**Problem details**. Please go through the records below and return every line holding the word "icon".

Web page and app entries:
+===+

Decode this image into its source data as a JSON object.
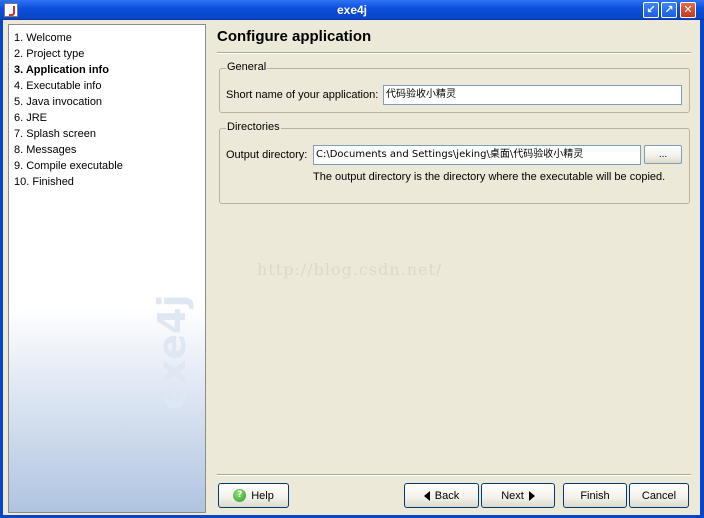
{
  "window": {
    "title": "exe4j",
    "controls": [
      "minimize-icon",
      "restore-icon",
      "close-icon"
    ]
  },
  "steps": {
    "items": [
      {
        "label": "1. Welcome",
        "active": false
      },
      {
        "label": "2. Project type",
        "active": false
      },
      {
        "label": "3. Application info",
        "active": true
      },
      {
        "label": "4. Executable info",
        "active": false
      },
      {
        "label": "5. Java invocation",
        "active": false
      },
      {
        "label": "6. JRE",
        "active": false
      },
      {
        "label": "7. Splash screen",
        "active": false
      },
      {
        "label": "8. Messages",
        "active": false
      },
      {
        "label": "9. Compile executable",
        "active": false
      },
      {
        "label": "10. Finished",
        "active": false
      }
    ],
    "brand": "exe4j"
  },
  "main": {
    "title": "Configure application",
    "general": {
      "legend": "General",
      "short_name_label": "Short name of your application:",
      "short_name_value": "代码验收小精灵"
    },
    "directories": {
      "legend": "Directories",
      "output_label": "Output directory:",
      "output_value": "C:\\Documents and Settings\\jeking\\桌面\\代码验收小精灵",
      "browse_label": "...",
      "hint": "The output directory is the directory where the executable will be copied."
    },
    "watermark": "http://blog.csdn.net/"
  },
  "buttons": {
    "help": "Help",
    "back": "Back",
    "next": "Next",
    "finish": "Finish",
    "cancel": "Cancel"
  },
  "colors": {
    "titlebar": "#0a4fd9",
    "background": "#ece9d8",
    "steps_gradient_end": "#b0c4e0"
  }
}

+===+

**Response**.
      "minimize-icon",
      "restore-icon",
      "close-icon"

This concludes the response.